* EWA members may remember Rosenthal as the 2017 recipient of the Hechinger Grand Prize for Distinguished Education Reporting for “Denied: How Texas Keeps Tens of Thousands of Children Out of Special Education.” Rosenthal wrote the piece when he was at the Houston Chronicle.
Increasing Inequality: How 'Ivy-Plus' Colleges Are Part of the Problem
Evan Mandery, an award-winning author of eight books, talks to EWA Public Editor Kavitha Cardoza about the staggering inequality in "Ivy-plus" higher education institutions.
In his latest book, “Poison Ivy: How Elite Colleges Divide Us,” Mandery argues that colleges like Harvard, Yale and Princeton have deep, structural problems that help develop and maintain an “apartheid education system" that close off opportunities to low-income students, he explains.
Mandery says elite colleges being a force for good is a myth. He writes, “It’s as misleading as those television commercials from Shell and other energy giants that advertise their commitment to clean energy alternatives – not a lie exactly, but fundamentally misleading.”
Additionally, Mandery talks about the shocking statistics that made him realize things were far worse than he thought. He also explains why he no longer goes to his Harvard reunions and why he’s hopeful things can change.
Book Bans in Texas Schools
A school board president breaks his gavel while trying to keep order, police officers escort parents out of public meetings and librarians called "pedophile groomers” for stocking certain books.

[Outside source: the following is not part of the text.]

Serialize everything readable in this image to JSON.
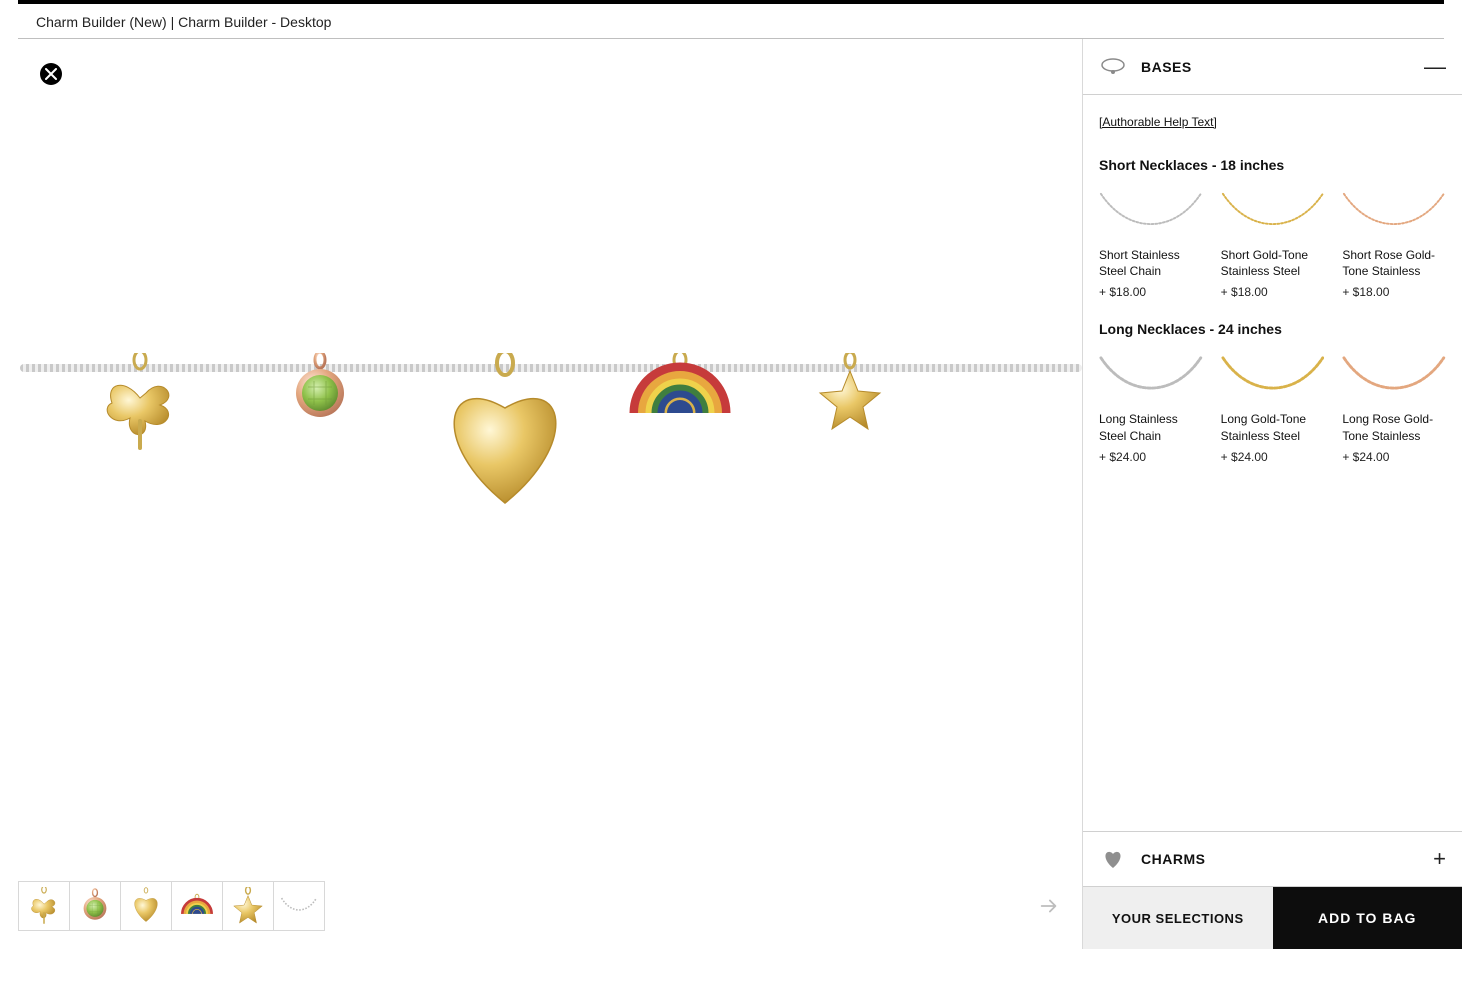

Those were just a few of the scenarios Hannah Dellinger and Alejandro Serrano encountered while reporting on book bans in Texas schools for the Houston Chronicle. Through a combination of data and shoe-leather reporting, they discovered that the push to ban certain books was the result of partisan politics, rather than a “parental rights” movement, changing what was the accepted narrative.
Dellinger and Serrano’s investigation involved sending public records requests to nearly 600 school districts that teach more than 90% of Texas’ more than 5 million students. They found there were at least 2,080 book reviews of more than 880 unique titles since the 2018-19 school year. Their reporting resulted in more than 25 stories and an interactive database.
Both reporters chat with Public Editor Kavitha Cardoza about how school board meetings are no longer “boring,” how they kept track of thousands of documents and what their one, and only, disagreement was about.
Covering Children and COVID
Tens of millions of children suffered when schools closed during the COVID-19 pandemic.
Many lost access to food, heat and safety. A couple years on, we can see the effects clearly –
academic losses, mental health challenges as well as persistent social and emotional problems.
Anya Kamenetz, a former NPR education correspondent, talked to children and families across the country about how they coped (or didn't) during the pandemic. She details these conversations and insights from experts in her new book (her fifth!), “The Stolen Year: How COVID Changed Children's Lives and Where We Go Now.”
Kamenetz also discusses "the cruelty of remote learning," what other countries did differently and why education reporters need to own that they’re experts when it comes to children's well-being.
Outstanding discussions, invaluable!
Emily Richmond is extremely knowledgeable and her guests are among the nation's top journalists reporting about education issues. The length is just right, too -- about 13-15 minutes. Just enough to get a sense of the topics, many of which you wouldn't have heard about anywhere else. Check it out and get smarter.
Unique conversations with journalists
The EWA Radio podcast has carved out a unique niche interviewing journalists about stories on education, one of the issues that matters most to people. Host Emily Richmond is always well-prepared and gets the best from her guests. The topics they tackle range widely, everything from finding high-quality child care to coping with college costs. Definitely worth subscribing!